When I first introduced my now-husband to my family, he was met with open arms by everyone – except my nine-year-old niece. “Why does Aunty have to marry that man?” she asked, before scathingly adding: “I bet he can’t even eat with his hands.”

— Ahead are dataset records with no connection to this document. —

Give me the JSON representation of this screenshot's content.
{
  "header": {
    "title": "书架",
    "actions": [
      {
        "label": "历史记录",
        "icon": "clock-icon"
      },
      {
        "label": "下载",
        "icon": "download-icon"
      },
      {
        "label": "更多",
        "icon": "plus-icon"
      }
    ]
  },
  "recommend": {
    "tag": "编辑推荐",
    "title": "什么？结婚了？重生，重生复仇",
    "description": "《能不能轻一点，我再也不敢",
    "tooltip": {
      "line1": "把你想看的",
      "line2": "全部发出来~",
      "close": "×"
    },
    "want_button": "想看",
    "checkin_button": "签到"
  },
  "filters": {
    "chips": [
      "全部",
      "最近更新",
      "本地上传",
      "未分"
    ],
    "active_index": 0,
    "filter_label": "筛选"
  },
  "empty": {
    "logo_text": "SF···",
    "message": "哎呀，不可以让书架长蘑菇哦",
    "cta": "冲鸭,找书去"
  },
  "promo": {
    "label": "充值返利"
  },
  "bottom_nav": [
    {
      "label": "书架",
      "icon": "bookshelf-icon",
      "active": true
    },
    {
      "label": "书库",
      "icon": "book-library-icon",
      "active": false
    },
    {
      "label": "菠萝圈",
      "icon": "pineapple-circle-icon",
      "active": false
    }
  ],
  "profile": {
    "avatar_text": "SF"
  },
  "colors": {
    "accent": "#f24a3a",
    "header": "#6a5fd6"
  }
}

In fact, my British Jewish fiance was adept at eating with his hands, but my niece’s assumption that he couldn’t maintain this most basic of Bangladeshi cultural practices was apparently reason enough for her to withhold approval. If he couldn’t even manage that, how was he going to be good enough to marry her beloved aunt? At our first family meal together, she eyed him curiously as he ignored the knife and fork laid out for him – the sole cutlery on the table – and studiously mixed the steaming rice and yellow dal with his fingers. My father put a piece of fried fish on his future son-in-law’s plate, a carefully selected piece taken from the belly – or pethi – and usually reserved for children because it contains fewer bones. My mother reassured him that he could use a fork if he preferred, but boldly he persisted.